But let's get back to those four characters; The Earth Lord is the hammer-wielding hero. Short legs and white beard characterise his dwarven ancestry. His weapon of choice is a supply of electro-mallets. The Inquisitor is the mysterious lady of the bunch who, in a spot of bother, will happily summon a couple of shadowy ghosts to suck the life out of anyone nearby - rather like that bit at the end of Raiders of the Lost Ark. The Arch-Demon is the ugliest of the bunch and the weedy Warlock is your number four.
There is no significant difference between the characters you get to control. They each have a different speed and armour level, but the difference in firepower seems purely cosmetic. I preferred to control the Arch-Demon, as it was easier to distinguish which way he was facing.

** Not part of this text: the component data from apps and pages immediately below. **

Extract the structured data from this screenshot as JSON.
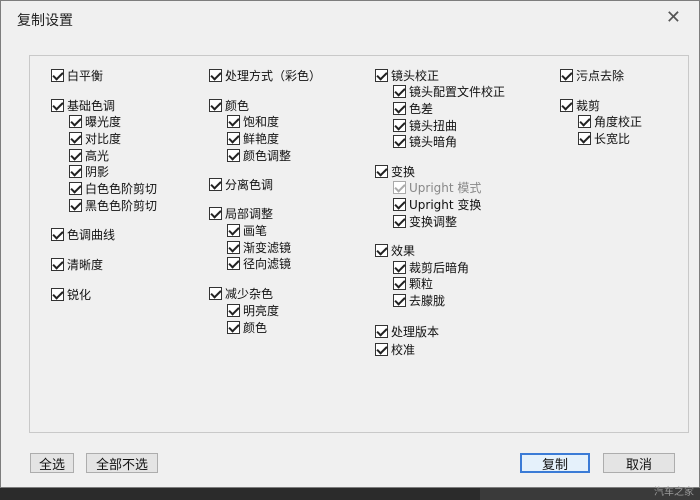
{
  "dialog": {
    "title": "复制设置",
    "close_icon": "close-icon"
  },
  "columns": {
    "c1": {
      "white_balance": "白平衡",
      "basic_tone": "基础色调",
      "exposure": "曝光度",
      "contrast": "对比度",
      "highlights": "高光",
      "shadows": "阴影",
      "white_clip": "白色色阶剪切",
      "black_clip": "黑色色阶剪切",
      "tone_curve": "色调曲线",
      "clarity": "清晰度",
      "sharpening": "锐化"
    },
    "c2": {
      "treatment": "处理方式（彩色）",
      "color": "颜色",
      "saturation": "饱和度",
      "vibrance": "鲜艳度",
      "color_adjust": "颜色调整",
      "split_toning": "分离色调",
      "local_adjust": "局部调整",
      "brush": "画笔",
      "graduated_filter": "渐变滤镜",
      "radial_filter": "径向滤镜",
      "noise_reduction": "减少杂色",
      "luminance": "明亮度",
      "nr_color": "颜色"
    },
    "c3": {
      "lens_corrections": "镜头校正",
      "profile_correction": "镜头配置文件校正",
      "chromatic": "色差",
      "distortion": "镜头扭曲",
      "vignetting": "镜头暗角",
      "transform": "变换",
      "upright_mode": "Upright 模式",
      "upright_transform": "Upright 变换",
      "transform_adjust": "变换调整",
      "effects": "效果",
      "post_crop_vignette": "裁剪后暗角",
      "grain": "颗粒",
      "dehaze": "去朦胧",
      "process_version": "处理版本",
      "calibration": "校准"
    },
    "c4": {
      "spot_removal": "污点去除",
      "crop": "裁剪",
      "straighten_angle": "角度校正",
      "aspect_ratio": "长宽比"
    }
  },
  "buttons": {
    "select_all": "全选",
    "select_none": "全部不选",
    "copy": "复制",
    "cancel": "取消"
  },
  "watermark": "汽车之家"
}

A useful factor when dashing around dungeons.
The levels look gorgeous, especially with 3D acceleration, but unfortunately you don't really get to explore very much. The game would rather you just move along and twat stuff. There are some choice obstacles, like giant mallets and revolving cogs, (oh, and the obligatory switches tucked away to extend bridges), but it would have been nice to have seen a little more imagination in the way the levels were constructed. Of course each level has its fair share of evil entities. Unfortunately they are all quite stupid and are happy to run into certain death, thus showering the rooms with gore. Here is where I shall level my main criticism.
It's not the showering goo that detracts from the gameplay. Far from it. But there are so many enemies crowding around you that it very quickly becomes hard to distinguish which way your character is facing. Maybe I need specs, but for the first couple of hours, even when not engaged in a bit of hand-to-hand, I was walking into walls and bouncing off corners like nobody's business. To be honest, after a few hours play you do get the hang of it, but so often my little chap was chipping away at a wall, whilst gleeful nasties spooned out my kidneys. There is a key that allows you to zoom into the action, which does help matters, but you can t play the whole game from such an enclosed perspective, and the last thing you want to do in the heat of battle is start pressing more keys. Raven should've implemented an automatic zoom feature for when things get a bit crowded. The camera in the forthcoming GTA zooms in and out, depending on how fast you're travelling, and as a result the whole thing's a lot more fluid. Had Mageslayer included this feature, it would have made things a lot clearer in the heat of battle. It might have lessened the feeling of being alienated from the action, too.
After last month's disappointing Take No Prisoners. I initially didn't hold out much hope for Mageslayer. After all. it's just another perspective, and not a particularly exciting one at that. At least TNPs view on the world was different, even if it did piss people off. After about four hours whining, I finally succumbed to its charms. It is fun and after all, thats all it wants to be, although the fact that you can't play two or even four players on one split-screen is a massive faux pas. Anyone who's played a Gauntlet conversion or even Alien Breed will appreciate just how important that is to a game like this. A Gauntlet for the Nineties maybe? It's just that things have moved on so much that Gauntlet doesn't really belong in the Nineties.